Bitcoin is still a gamble to Canada’s central bank chief, but he looks to ‎coordinate efforts with global regulators to form policies and develop rules ‎around the digital coins.‎

Bank of Canada Governor Stephen Poloz told CNBC on Thursday that ‎currencies must act as a reliable store of value and should be able to be ‎easily spent.

“They are crypto but they are not currencies,” Poloz said in an interview at The Sanctuary in Davos.‎

Poloz acknowledged demand for crypto assets could grow over time and ‎policy makers are studying whether a case could be made for central banks ‎to provide it. However, he did not delve into specifics of the kind of collaboration or ‎policies that the BoC is pushing for.‎

‎”I’m not really sure what they are. They are not assets really … I suppose ‎they are securities technically … There is no intrinsic value for something ‎like bitcoin so it’s not really an asset one can analyze. It’s just essentially ‎speculative or gambling.”‎

Poloz added the Canadian regulator’s experiments with blockchain technology ‎suggest it doesn’t have “substantial advantages” over the current technology ‎for payment systems.‎

This increase in regulatory efforts should help protect Canadian consumers from ‎exploitation inspiring a more trustworthy ecosystem. On the other hand, this ‎can restrain innovation‏.‏ But most importantly, it also mean ventures and investors ‎must proceed more cautiously on what kinds of crypto activities they perform ‎or participate in.

‎”One parallel we could draw would be the tech wreck. When we had the ‎tech wreck, that was a much more widespread exposure. And the fact it had ‎barely had perceptible effect on the real economy because it was not a ‎stock market crash but just a segment of the stock market. But it was highly ‎speculative, there was all kinds of bubbles there,” Poloz explained.‎

The central bank’s boss reiterated the concerns conveyed in the earlier ‎‎warnings that came in the wake of significant spurt in the valuation of bitcoin ‎and rapid ‎growth in related fundraisers, or Initial Coin Offerings (ICOs). He ‎highlighted the potential economic, ‎financial, legal, customer protection and ‎security related risks ‎associated with such unregulated tender, adding he ‎hopes the ‎system will treat bitcoin cautiously.‎
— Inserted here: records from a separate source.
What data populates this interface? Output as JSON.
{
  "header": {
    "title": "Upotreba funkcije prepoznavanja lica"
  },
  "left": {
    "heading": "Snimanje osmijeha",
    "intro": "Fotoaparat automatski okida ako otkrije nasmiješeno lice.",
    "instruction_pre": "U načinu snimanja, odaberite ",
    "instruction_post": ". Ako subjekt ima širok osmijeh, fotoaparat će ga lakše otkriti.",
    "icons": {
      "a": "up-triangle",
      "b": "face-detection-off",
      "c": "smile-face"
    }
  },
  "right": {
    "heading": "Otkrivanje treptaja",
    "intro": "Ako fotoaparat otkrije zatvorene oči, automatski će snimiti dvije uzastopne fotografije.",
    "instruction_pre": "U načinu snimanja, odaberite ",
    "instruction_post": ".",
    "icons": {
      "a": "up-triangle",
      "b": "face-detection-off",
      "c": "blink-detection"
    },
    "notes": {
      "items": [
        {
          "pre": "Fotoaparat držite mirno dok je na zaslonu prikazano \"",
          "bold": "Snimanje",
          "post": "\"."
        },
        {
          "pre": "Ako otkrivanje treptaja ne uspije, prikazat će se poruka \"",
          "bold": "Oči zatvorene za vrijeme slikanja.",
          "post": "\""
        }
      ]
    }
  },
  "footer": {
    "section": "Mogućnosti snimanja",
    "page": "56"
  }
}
Canada is seen as a ripe ground for blockchain technology applications, ‎including cryptocurrencies, partially due to its ‎tech-savvy population. The ‎subcontinent is also ripe for an institutional-level ‎adoption as the country’s ‎investors may soon get access to the burgeoning market through exchange-‎listed products that track the price ‎performance of bitcoin‏.‏

Crypto regulations in Canada
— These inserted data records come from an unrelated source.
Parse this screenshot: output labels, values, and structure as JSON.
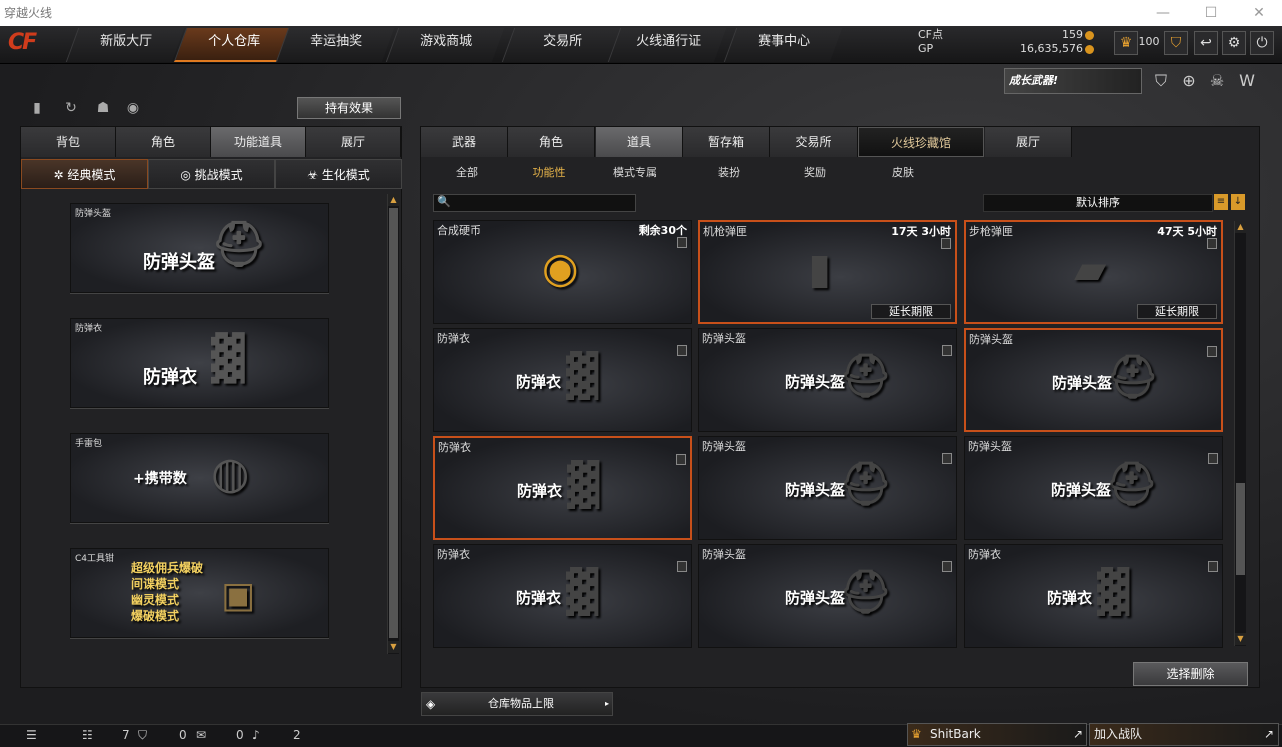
{
  "window": {
    "title": "穿越火线",
    "minimize": "—",
    "maximize": "☐",
    "close": "✕"
  },
  "logo": "CF",
  "nav": {
    "tabs": [
      "新版大厅",
      "个人仓库",
      "幸运抽奖",
      "游戏商城",
      "交易所",
      "火线通行证",
      "赛事中心"
    ],
    "active": "个人仓库"
  },
  "currency": {
    "cf_label": "CF点",
    "cf_value": "159",
    "gp_label": "GP",
    "gp_value": "16,635,576"
  },
  "top_right": {
    "level": "100"
  },
  "banner": {
    "text": "成长武器!"
  },
  "left": {
    "hold_effect_button": "持有效果",
    "tabs": [
      "背包",
      "角色",
      "功能道具",
      "展厅"
    ],
    "active_tab": "功能道具",
    "modes": [
      "经典模式",
      "挑战模式",
      "生化模式"
    ],
    "active_mode": "经典模式",
    "cards": [
      {
        "name": "防弹头盔",
        "big": "防弹头盔"
      },
      {
        "name": "防弹衣",
        "big": "防弹衣"
      },
      {
        "name": "手雷包",
        "big": "+携带数"
      },
      {
        "name": "C4工具钳",
        "lines": [
          "超级佣兵爆破",
          "间谍模式",
          "幽灵模式",
          "爆破模式"
        ]
      }
    ]
  },
  "right": {
    "tabs": [
      "武器",
      "角色",
      "道具",
      "暂存箱",
      "交易所",
      "火线珍藏馆",
      "展厅"
    ],
    "active_tab": "道具",
    "subtabs": [
      "全部",
      "功能性",
      "模式专属",
      "装扮",
      "奖励",
      "皮肤"
    ],
    "active_subtab": "功能性",
    "search_icon": "🔍",
    "sort_label": "默认排序",
    "items": [
      {
        "name": "合成硬币",
        "time": "剩余30个",
        "big": "",
        "img": "coin",
        "selected": false
      },
      {
        "name": "机枪弹匣",
        "time": "17天 3小时",
        "big": "",
        "img": "mag",
        "ext": "延长期限",
        "selected": true
      },
      {
        "name": "步枪弹匣",
        "time": "47天 5小时",
        "big": "",
        "img": "mag2",
        "ext": "延长期限",
        "selected": true
      },
      {
        "name": "防弹衣",
        "time": "",
        "big": "防弹衣",
        "img": "vest",
        "selected": false
      },
      {
        "name": "防弹头盔",
        "time": "",
        "big": "防弹头盔",
        "img": "helmet",
        "selected": false
      },
      {
        "name": "防弹头盔",
        "time": "",
        "big": "防弹头盔",
        "img": "helmet",
        "selected": true
      },
      {
        "name": "防弹衣",
        "time": "",
        "big": "防弹衣",
        "img": "vest",
        "selected": true
      },
      {
        "name": "防弹头盔",
        "time": "",
        "big": "防弹头盔",
        "img": "helmet",
        "selected": false
      },
      {
        "name": "防弹头盔",
        "time": "",
        "big": "防弹头盔",
        "img": "helmet",
        "selected": false
      },
      {
        "name": "防弹衣",
        "time": "",
        "big": "防弹衣",
        "img": "vest",
        "selected": false
      },
      {
        "name": "防弹头盔",
        "time": "",
        "big": "防弹头盔",
        "img": "helmet",
        "selected": false
      },
      {
        "name": "防弹衣",
        "time": "",
        "big": "防弹衣",
        "img": "vest",
        "selected": false
      }
    ],
    "select_delete_button": "选择删除",
    "capacity_label": "仓库物品上限"
  },
  "status": {
    "friends": "7",
    "shield": "0",
    "chat": "0",
    "sound": "2",
    "user": "ShitBark",
    "join": "加入战队"
  }
}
In the last few months, several providers of listed products have filed ‎preliminary prospectus with provincial authorities for the launch of an ‎actively managed bitcoin ETF‏.‏‎ During the process, ‎the British Columbia ‎Securities Commission (BCSC) has granted blockchain startup First Block ‎Capital Inc. its official registration as an investment fund manager, which ‎allows the firm to operate a Bitcoin investment fund.‎

The race to roll out crypto derivatives was heightened by the launch of ‎bitcoin futures in the U.S. earlier this month. This approach, which ‎essentially taps ‎into the futures market rather than risks associated with ‎bitcoin’s underlying markets, would help ease retail investors’ exposure, ‎which remains a regulatory nightmare for many jurisdictions.‎

Nevertheless, the anticipated regulatory approvals will adopt a cautious ‎approach where they could allow bitcoin derivatives to work ‎under the ‎current ‎regulatory framework while providing the regulators with unique ‎‎mechanisms to monitor the ‎operations closely. ‎

The Canadian Securities Administrators (CSA), comprised of the country’s ‎thirteen key financial market regulators across their respective provinces, ‎has also publicized plans to regulate digital token sales.‎

The CSA stated that this new fundraising phenomenon should be ‎categorised as securities, at least in some cases. This implies that certain ‎ICOs/ITOs would now need to follow Canadian securities laws, which ‎requires assessing the economic realities of the offering to protect ‎participating investors.‎